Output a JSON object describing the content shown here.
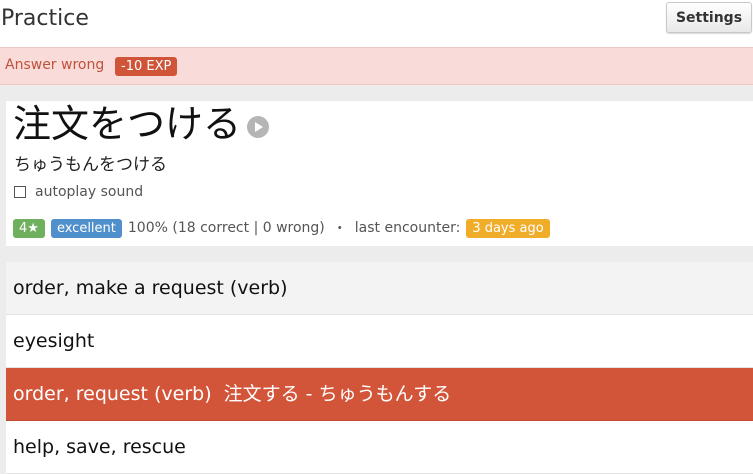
{
  "header": {
    "title": "Practice",
    "settings_label": "Settings"
  },
  "alert": {
    "message": "Answer wrong",
    "exp": "-10 EXP"
  },
  "word": {
    "kanji": "注文をつける",
    "reading": "ちゅうもんをつける",
    "autoplay_label": "autoplay sound",
    "autoplay_checked": false
  },
  "stats": {
    "stars": "4★",
    "level": "excellent",
    "summary": "100% (18 correct | 0 wrong)",
    "separator": "・",
    "last_label": "last encounter:",
    "last_value": "3 days ago"
  },
  "options": [
    {
      "text": "order, make a request (verb)"
    },
    {
      "text": "eyesight"
    },
    {
      "text": "order, request (verb)",
      "extra": "注文する - ちゅうもんする"
    },
    {
      "text": "help, save, rescue"
    }
  ],
  "colors": {
    "wrong": "#d2553a",
    "alert_bg": "#f9dcd9",
    "stars_badge": "#6fb05f",
    "level_badge": "#4f8fcc",
    "days_badge": "#f0ad2a"
  }
}
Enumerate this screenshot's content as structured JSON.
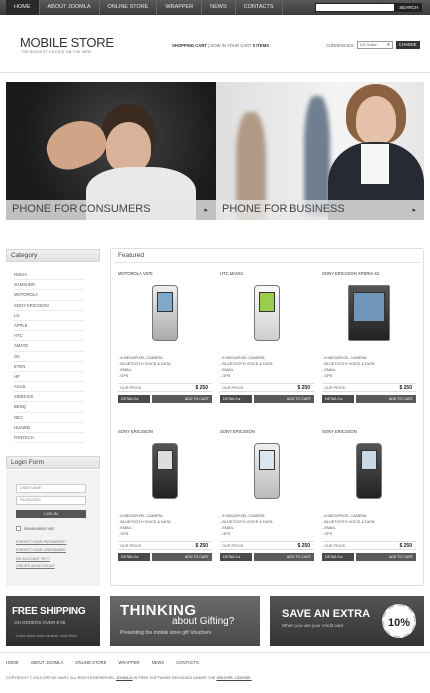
{
  "nav": {
    "items": [
      "HOME",
      "ABOUT JOOMLA",
      "ONLINE STORE",
      "WRAPPER",
      "NEWS",
      "CONTACTS"
    ],
    "search_label": "SEARCH"
  },
  "header": {
    "logo": "MOBILE STORE",
    "tagline": "THE BIGGEST CHOICE ON THE WEB",
    "cart_label": "SHOPPING CART",
    "cart_text": "NOW IN YOUR CART",
    "cart_count": "0 ITEMS",
    "currencies_label": "CURRENCIES",
    "currency_value": "US Dollar",
    "change_label": "CHANGE"
  },
  "hero": {
    "left": {
      "prefix": "PHONE FOR",
      "big": "CONSUMERS"
    },
    "right": {
      "prefix": "PHONE FOR",
      "big": "BUSINESS"
    }
  },
  "sidebar": {
    "category_title": "Category",
    "categories": [
      "NOKIA",
      "SAMSUNG",
      "MOTOROLA",
      "SONY ERICSSON",
      "LG",
      "APPLE",
      "HTC",
      "AMATE",
      "O2",
      "ETEN",
      "HP",
      "ASUS",
      "SIDEKICK",
      "BENQ",
      "NEC",
      "HUAWEI",
      "PANTECH"
    ],
    "login_title": "Login Form",
    "username_placeholder": "USER NAME",
    "password_placeholder": "PASSWORD",
    "login_button": "LOG IN",
    "remember_me": "REMEMBER ME",
    "forgot_password": "FORGOT YOUR PASSWORD?",
    "forgot_username": "FORGOT YOUR USERNAME?",
    "no_account": "NO ACCOUNT YET?",
    "create_account": "CREATE AN ACCOUNT"
  },
  "featured": {
    "title": "Featured",
    "price_label": "OUR PRICE:",
    "details_label": "DETAILS",
    "add_label": "ADD TO CART",
    "products": [
      {
        "name": "MOTOROLA V875",
        "features": [
          "- 8 MEGAPIXEL CAMERA",
          "- BLUETOOTH VOICE & DATA",
          "- EMAIL",
          "- GPS"
        ],
        "price": "$ 250"
      },
      {
        "name": "HTC MAGIC",
        "features": [
          "- 8 MEGAPIXEL CAMERA",
          "- BLUETOOTH VOICE & DATA",
          "- EMAIL",
          "- GPS"
        ],
        "price": "$ 250"
      },
      {
        "name": "SONY ERICSSON XPERIA X2",
        "features": [
          "- 8 MEGAPIXEL CAMERA",
          "- BLUETOOTH VOICE & DATA",
          "- EMAIL",
          "- GPS"
        ],
        "price": "$ 250"
      },
      {
        "name": "SONY ERICSSON",
        "features": [
          "- 8 MEGAPIXEL CAMERA",
          "- BLUETOOTH VOICE & DATA",
          "- EMAIL",
          "- GPS"
        ],
        "price": "$ 250"
      },
      {
        "name": "SONY ERICSSON",
        "features": [
          "- 8 MEGAPIXEL CAMERA",
          "- BLUETOOTH VOICE & DATA",
          "- EMAIL",
          "- GPS"
        ],
        "price": "$ 250"
      },
      {
        "name": "SONY ERICSSON",
        "features": [
          "- 8 MEGAPIXEL CAMERA",
          "- BLUETOOTH VOICE & DATA",
          "- EMAIL",
          "- GPS"
        ],
        "price": "$ 250"
      }
    ]
  },
  "banners": {
    "shipping_title": "FREE SHIPPING",
    "shipping_sub": "ON ORDERS OVER $ 99",
    "shipping_link": "Lorem ipsum dolor sit amet, dolor Reos",
    "gifting_title": "THINKING",
    "gifting_title2": "about Gifting?",
    "gifting_sub": "Presenting the mobile store gift Vouchers",
    "extra_title": "SAVE AN EXTRA",
    "extra_sub": "When you use your credit card",
    "extra_badge": "10%"
  },
  "footer": {
    "links": [
      "HOME",
      "ABOUT JOOMLA",
      "ONLINE STORE",
      "WRAPPER",
      "NEWS",
      "CONTACTS"
    ],
    "copyright_a": "COPYRIGHT © 2010 VIRTUE MART. ALL RIGHTS RESERVED.",
    "copyright_joomla": "JOOMLA!",
    "copyright_b": "IS FREE SOFTWARE RELEASED UNDER THE",
    "copyright_license": "GNU/GPL LICENSE."
  }
}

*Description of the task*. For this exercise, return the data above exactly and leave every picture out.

*Result below*.
Output a JSON object describing the content shown here.
{
  "header": {
    "title": "Practice",
    "settings_label": "Settings"
  },
  "alert": {
    "message": "Answer wrong",
    "exp": "-10 EXP"
  },
  "word": {
    "kanji": "注文をつける",
    "reading": "ちゅうもんをつける",
    "autoplay_label": "autoplay sound",
    "autoplay_checked": false
  },
  "stats": {
    "stars": "4★",
    "level": "excellent",
    "summary": "100% (18 correct | 0 wrong)",
    "separator": "・",
    "last_label": "last encounter:",
    "last_value": "3 days ago"
  },
  "options": [
    {
      "text": "order, make a request (verb)"
    },
    {
      "text": "eyesight"
    },
    {
      "text": "order, request (verb)",
      "extra": "注文する - ちゅうもんする"
    },
    {
      "text": "help, save, rescue"
    }
  ],
  "colors": {
    "wrong": "#d2553a",
    "alert_bg": "#f9dcd9",
    "stars_badge": "#6fb05f",
    "level_badge": "#4f8fcc",
    "days_badge": "#f0ad2a"
  }
}
Enumerate this screenshot's content as structured JSON.
{
  "nav": {
    "items": [
      "HOME",
      "ABOUT JOOMLA",
      "ONLINE STORE",
      "WRAPPER",
      "NEWS",
      "CONTACTS"
    ],
    "search_label": "SEARCH"
  },
  "header": {
    "logo": "MOBILE STORE",
    "tagline": "THE BIGGEST CHOICE ON THE WEB",
    "cart_label": "SHOPPING CART",
    "cart_text": "NOW IN YOUR CART",
    "cart_count": "0 ITEMS",
    "currencies_label": "CURRENCIES",
    "currency_value": "US Dollar",
    "change_label": "CHANGE"
  },
  "hero": {
    "left": {
      "prefix": "PHONE FOR",
      "big": "CONSUMERS"
    },
    "right": {
      "prefix": "PHONE FOR",
      "big": "BUSINESS"
    }
  },
  "sidebar": {
    "category_title": "Category",
    "categories": [
      "NOKIA",
      "SAMSUNG",
      "MOTOROLA",
      "SONY ERICSSON",
      "LG",
      "APPLE",
      "HTC",
      "AMATE",
      "O2",
      "ETEN",
      "HP",
      "ASUS",
      "SIDEKICK",
      "BENQ",
      "NEC",
      "HUAWEI",
      "PANTECH"
    ],
    "login_title": "Login Form",
    "username_placeholder": "USER NAME",
    "password_placeholder": "PASSWORD",
    "login_button": "LOG IN",
    "remember_me": "REMEMBER ME",
    "forgot_password": "FORGOT YOUR PASSWORD?",
    "forgot_username": "FORGOT YOUR USERNAME?",
    "no_account": "NO ACCOUNT YET?",
    "create_account": "CREATE AN ACCOUNT"
  },
  "featured": {
    "title": "Featured",
    "price_label": "OUR PRICE:",
    "details_label": "DETAILS",
    "add_label": "ADD TO CART",
    "products": [
      {
        "name": "MOTOROLA V875",
        "features": [
          "- 8 MEGAPIXEL CAMERA",
          "- BLUETOOTH VOICE & DATA",
          "- EMAIL",
          "- GPS"
        ],
        "price": "$ 250"
      },
      {
        "name": "HTC MAGIC",
        "features": [
          "- 8 MEGAPIXEL CAMERA",
          "- BLUETOOTH VOICE & DATA",
          "- EMAIL",
          "- GPS"
        ],
        "price": "$ 250"
      },
      {
        "name": "SONY ERICSSON XPERIA X2",
        "features": [
          "- 8 MEGAPIXEL CAMERA",
          "- BLUETOOTH VOICE & DATA",
          "- EMAIL",
          "- GPS"
        ],
        "price": "$ 250"
      },
      {
        "name": "SONY ERICSSON",
        "features": [
          "- 8 MEGAPIXEL CAMERA",
          "- BLUETOOTH VOICE & DATA",
          "- EMAIL",
          "- GPS"
        ],
        "price": "$ 250"
      },
      {
        "name": "SONY ERICSSON",
        "features": [
          "- 8 MEGAPIXEL CAMERA",
          "- BLUETOOTH VOICE & DATA",
          "- EMAIL",
          "- GPS"
        ],
        "price": "$ 250"
      },
      {
        "name": "SONY ERICSSON",
        "features": [
          "- 8 MEGAPIXEL CAMERA",
          "- BLUETOOTH VOICE & DATA",
          "- EMAIL",
          "- GPS"
        ],
        "price": "$ 250"
      }
    ]
  },
  "banners": {
    "shipping_title": "FREE SHIPPING",
    "shipping_sub": "ON ORDERS OVER $ 99",
    "shipping_link": "Lorem ipsum dolor sit amet, dolor Reos",
    "gifting_title": "THINKING",
    "gifting_title2": "about Gifting?",
    "gifting_sub": "Presenting the mobile store gift Vouchers",
    "extra_title": "SAVE AN EXTRA",
    "extra_sub": "When you use your credit card",
    "extra_badge": "10%"
  },
  "footer": {
    "links": [
      "HOME",
      "ABOUT JOOMLA",
      "ONLINE STORE",
      "WRAPPER",
      "NEWS",
      "CONTACTS"
    ],
    "copyright_a": "COPYRIGHT © 2010 VIRTUE MART. ALL RIGHTS RESERVED.",
    "copyright_joomla": "JOOMLA!",
    "copyright_b": "IS FREE SOFTWARE RELEASED UNDER THE",
    "copyright_license": "GNU/GPL LICENSE."
  }
}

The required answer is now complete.